The biggest beadlock news is the number of companies that are now casting aluminum one-piece wheels with an integral internal lock ring. These "born beadlocks" eliminate manufacturing variances. Spyderlock's Slay says, "Wheels with a weld-on application partially have their design element dictated by the structure of the host wheel. Wheels 'born' as beadlocks are not hindered in design in the same way. Weld-together beadlock are more likely to fail. However, this is very uncommon and is usually due to poor welding technique when the beadlock is first produced or when the end user overtightens the beadlock."
Slay continues to say that casting a beadlock creates an opportunity for optimal off-road backspacing. "I have traditionally built my Rock Rods and custom Jeeps around shallow backspacing-primarily for suspension clearances, maximum turning radius, and stability. Spyderlocks are molded at a 3 1/2-inch backspace; before the Spyderlock this was only accomplishable in steel. This offset also accommodates Jeep TJs and the new JKs, which normally require wheel spacers to realize full steering and prevent suspension rubbing with large tires."
Beadlocks also require routine maintenance. AEV recommends retorqueing the bolts at least once a month and replacing all bolts annually or sooner. The company also advocates a 50- to 100-mile seating period, after which the wheels should be balanced and retorqued.
Using beadlocks on road is a story in itself. DOT compliance involves manufacturers submitting their wheels to independent labs for construction and fatigue testing. Many companies' beadlocks are built to pass these tests, but smaller manufacturers find the testing too expensive. "The disadvantage of having this badge is it may open wheel companies to a larger liability," Slay says.

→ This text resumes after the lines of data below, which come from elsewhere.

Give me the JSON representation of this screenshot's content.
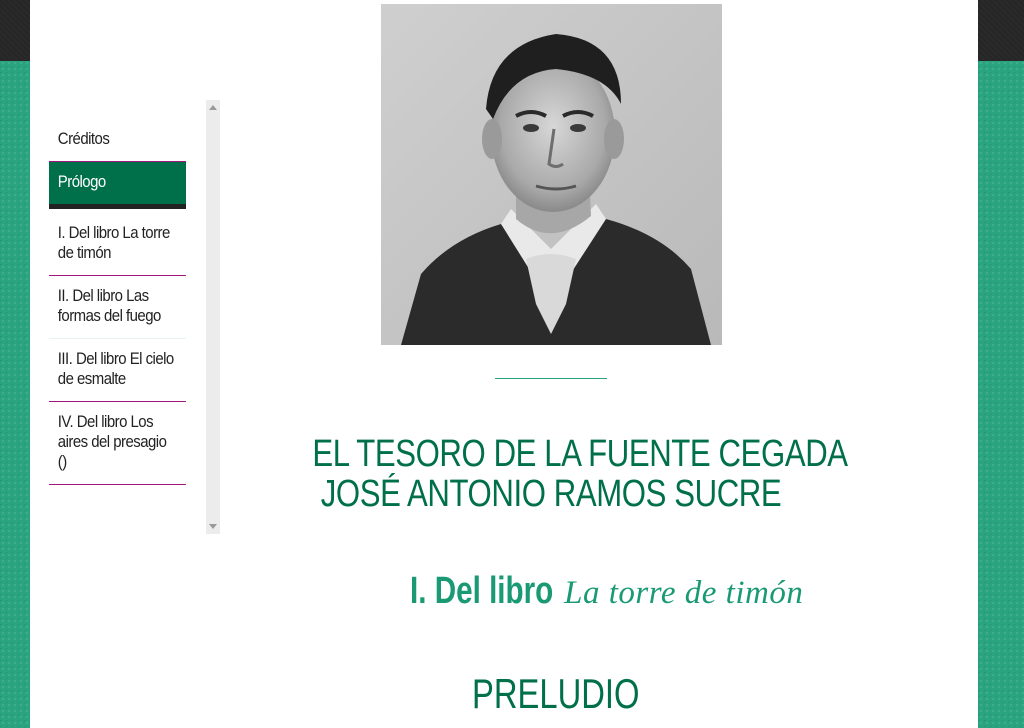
{
  "nav": {
    "items": [
      {
        "label": "Créditos",
        "active": false
      },
      {
        "label": "Prólogo",
        "active": true
      },
      {
        "label": "I. Del libro La torre de timón",
        "active": false
      },
      {
        "label": "II. Del libro Las formas del fuego",
        "active": false
      },
      {
        "label": "III. Del libro El cielo de esmalte",
        "active": false
      },
      {
        "label": "IV. Del libro Los aires del presagio ()",
        "active": false
      }
    ]
  },
  "book": {
    "title_line1": "EL TESORO DE LA FUENTE CEGADA",
    "title_line2": "JOSÉ ANTONIO RAMOS SUCRE"
  },
  "section": {
    "prefix": "I. Del libro",
    "book_name": "La torre de timón"
  },
  "poem": {
    "title": "PRELUDIO"
  },
  "colors": {
    "accent_green": "#00704a",
    "teal": "#2aa37f",
    "divider_magenta": "#a0157a",
    "top_bar": "#262626"
  },
  "icons": {
    "scroll_up": "triangle-up",
    "scroll_down": "triangle-down"
  }
}
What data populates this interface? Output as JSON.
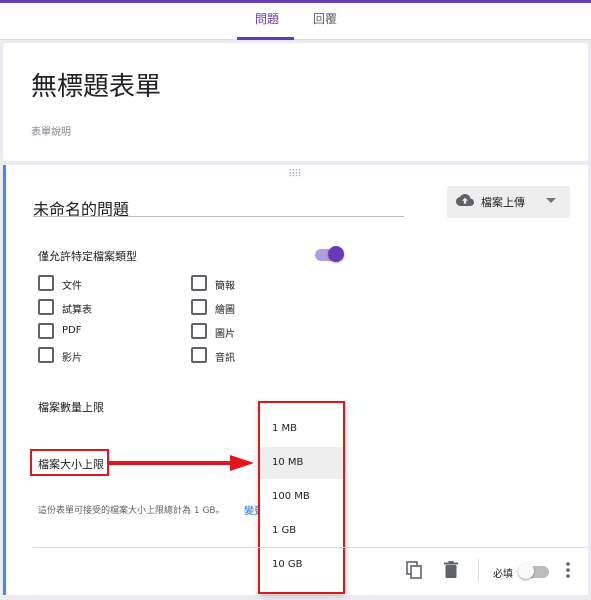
{
  "tabs": [
    {
      "label": "問題",
      "active": true
    },
    {
      "label": "回覆",
      "active": false
    }
  ],
  "form": {
    "title": "無標題表單",
    "description_placeholder": "表單說明"
  },
  "question": {
    "title": "未命名的問題",
    "type_label": "檔案上傳",
    "type_icon": "cloud-upload-icon"
  },
  "restrict": {
    "label": "僅允許特定檔案類型",
    "enabled": true,
    "types": [
      {
        "label": "文件",
        "checked": false
      },
      {
        "label": "簡報",
        "checked": false
      },
      {
        "label": "試算表",
        "checked": false
      },
      {
        "label": "繪圖",
        "checked": false
      },
      {
        "label": "PDF",
        "checked": false
      },
      {
        "label": "圖片",
        "checked": false
      },
      {
        "label": "影片",
        "checked": false
      },
      {
        "label": "音訊",
        "checked": false
      }
    ]
  },
  "max_files_label": "檔案數量上限",
  "max_size_label": "檔案大小上限",
  "size_options": [
    "1 MB",
    "10 MB",
    "100 MB",
    "1 GB",
    "10 GB"
  ],
  "selected_size": "10 MB",
  "note": "這份表單可接受的檔案大小上限總計為 1 GB。",
  "note_link": "變更",
  "footer": {
    "required_label": "必填",
    "required": false
  },
  "colors": {
    "accent": "#673ab7",
    "question_border": "#4285f4",
    "annotation_red": "#e0161d"
  }
}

Rob Gillanders, an off-roader and industry lawyer practicing with the Gaitn Group in Seattle, elaborates: "Section 110 of the Federal Motor Vehicle Safety Standards (49 CFR 571, part 110) allows manufacturers to indicate wheels are DOT certified if they meet all requirements of the FMVSS. Those requirements are considered minimal safety standards and should not be treated as a safe harbor from either state law requirements or mean sheriffs restricting on-road use of beadlock rims. Best practice is to follow manufacturers' recommendations/warnings and consult state vehicle equipment regulations before taking your Moab-ready beadlocks out on the road. Also, choose a wheel manufacturer that follows SAE J2530 recommended guidelines for quality and durability." (These SAE guidelines are the wheel industry's current standard for policing itself.)
High Impact's Miller adds, "Most of the time when cops pull over someone with beadlocks it's to ask where they got them."
Basically, safety certification is becoming increasingly important. Slay says, "In the past most off-highway enthusiast were primarily focused on the performance of their vehicles in the dirt. However, with the new JK, FJ, and H3 crowd hitting the trails, stamp-of-compliance and questions surrounding it are much more common. If companies want to harness the demand from this new generation, it may be wise to seek DOT approval."
Currently, Hutchinson/Rock Monster (also sold through AEV and High Impact, among others) and Center Line are the two highest-profile companies to DOT-certify beadlocks. The inflatable Staun internal system is also DOT-compliant. (AEV has additional DOT beadlock-compliance information on its website.)
Wheel material, construction, style, and fitment are just a few of the factors in choosing the right rims for your rig. Hopefully this article helped narrow down the hundreds if not thousands of possibilities.